Apr 9, 2019

NYC declares public health emergency despite safe, available measles vaccine

Illustration: Aïda Amer/Axios

There's a state of emergency in New York City, where Mayor Bill de Blasio is practically begging residents to get their vaccinations after 285 confirmed cases of measles since the fall.

Why it matters: The world's financial capital has declared a public health emergency in the face of a virus that has a safe and effective vaccine.

  • "This is the epicenter of a measles outbreak that is very, very troubling and must be dealt with immediately," de Blasio said today. "The measles vaccine works. It is safe, it is effective, it is time-tested."
  • 21 cases have put people in the hospital, including 5 who needed intensive care, the N.Y. Times reports.
  • "The majority of the cases have been concentrated in Hasidic communities in Williamsburg and Borough Park, Brooklyn."

The big picture: National Institute of Allergy and Infectious Diseases director Anthony Fauci just last month told Axios the current outbreak of measles would "certainly" overtake all of last year's cases, and he was right.

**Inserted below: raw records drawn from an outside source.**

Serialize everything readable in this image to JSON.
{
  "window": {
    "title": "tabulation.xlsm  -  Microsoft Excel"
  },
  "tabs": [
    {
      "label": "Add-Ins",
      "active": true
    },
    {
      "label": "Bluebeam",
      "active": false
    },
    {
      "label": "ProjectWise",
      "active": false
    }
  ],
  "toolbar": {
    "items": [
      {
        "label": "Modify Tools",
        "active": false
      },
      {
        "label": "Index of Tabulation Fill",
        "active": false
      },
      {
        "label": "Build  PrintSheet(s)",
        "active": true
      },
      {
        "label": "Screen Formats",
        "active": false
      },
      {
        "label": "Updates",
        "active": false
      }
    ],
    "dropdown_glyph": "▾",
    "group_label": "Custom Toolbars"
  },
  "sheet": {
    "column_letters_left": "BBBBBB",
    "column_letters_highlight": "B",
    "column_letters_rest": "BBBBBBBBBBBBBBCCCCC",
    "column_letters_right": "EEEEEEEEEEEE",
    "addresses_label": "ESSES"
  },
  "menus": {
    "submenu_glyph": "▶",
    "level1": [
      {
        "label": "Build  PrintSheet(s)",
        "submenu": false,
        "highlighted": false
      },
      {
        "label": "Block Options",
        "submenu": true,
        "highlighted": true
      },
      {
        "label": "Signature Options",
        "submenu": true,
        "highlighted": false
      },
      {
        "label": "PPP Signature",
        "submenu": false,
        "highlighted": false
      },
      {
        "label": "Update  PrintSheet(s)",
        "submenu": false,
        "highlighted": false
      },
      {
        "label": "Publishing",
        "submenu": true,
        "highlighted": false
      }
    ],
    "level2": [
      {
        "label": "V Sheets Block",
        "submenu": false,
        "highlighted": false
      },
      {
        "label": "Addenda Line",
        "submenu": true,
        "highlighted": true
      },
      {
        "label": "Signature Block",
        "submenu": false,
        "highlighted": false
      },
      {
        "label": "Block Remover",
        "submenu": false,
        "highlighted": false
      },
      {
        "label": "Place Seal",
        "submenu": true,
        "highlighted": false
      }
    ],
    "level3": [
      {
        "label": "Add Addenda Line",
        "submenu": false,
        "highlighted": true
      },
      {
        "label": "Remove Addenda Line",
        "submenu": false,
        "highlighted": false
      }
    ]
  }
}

What's next: New York is threatening fines of up to $1,000 on individuals in certain areas who don't get their kids vaccinated.

  • “We are absolutely certain we have the power to do this,” de Blasio said today. “This is a public health emergency.”

The bottom line: The spread of measles can be controlled if enough people are vaccinated. The World Health Organization says the magic number is between 93%–95% of people.

Go deeper: Long-term measles vaccine study shows no link with autism — again

Go deeper

George Floyd updates

Protesters gather north of Lafayette Square near the White House during a demonstration against racism and police brutality, in Washington, D.C. on Saturday evening. Photo: Jose Luis Magana/AFP via Getty Images

Tens of thousands of demonstrators have been rallying in cities across the U.S. and around the world to protest the killing of George Floyd. Huge crowds assembled in Washington, D.C., Philadelphia and Chicago for full-day events on Saturday.

Why it matters: Twelve days of nationwide protest in the U.S. has built pressure for states to make changes on what kind of force law enforcement can use on civilians and prompted officials to review police conduct. A memorial service was held for Floyd in Raeford, North Carolina, near where he was born. Gov. Roy Cooper ordered all flags to fly at half-staff to honor him until sunset.

Updated 4 hours ago - Politics & Policy

Coronavirus dashboard

Illustration: Sarah Grillo/Axios

  1. Global: Total confirmed cases as of 11:30 p.m. ET: 6,889,889 — Total deaths: 399,642 — Total recoveries — 3,085,326Map.
  2. U.S.: Total confirmed cases as of 11:30 p.m. ET: 1,920,061 — Total deaths: 109,802 — Total recoveries: 500,849 — Total tested: 19,778,873Map.
  3. Public health: Why the pandemic is hitting minorities harder — Coronavirus curve rises in FloridaHow racism threatens the response to the pandemic Some people are drinking and inhaling cleaning products in attempt to fight the virus.
  4. Tech: The pandemic is accelerating next-generation disease diagnostics — Robotics looks to copy software-as-a-service model.
  5. Business: Budgets busted by coronavirus make it harder for cities to address inequality Sports, film production in California to resume June 12 after 3-month hiatus.
  6. Education: Students and teachers flunked remote learning.
Updated 7 hours ago - World

In photos: People around the world rally against racism

Despite a ban on large gatherings implemented in response to the coronavirus pandemic, protesters rally against racism in front of the American Embassy in Paris on June 6. Photo: Julien Mattia/Anadolu Agency via Getty Images

Tens of thousands of people have continued to rally in cities across the world against racism and show their support this week for U.S. demonstrators protesting the death in police custody of George Floyd.

Why it matters: The tense situation in the U.S. has brought the discussion of racism and discrimination onto the global stage at a time when most of the world is consumed by the novel coronavirus.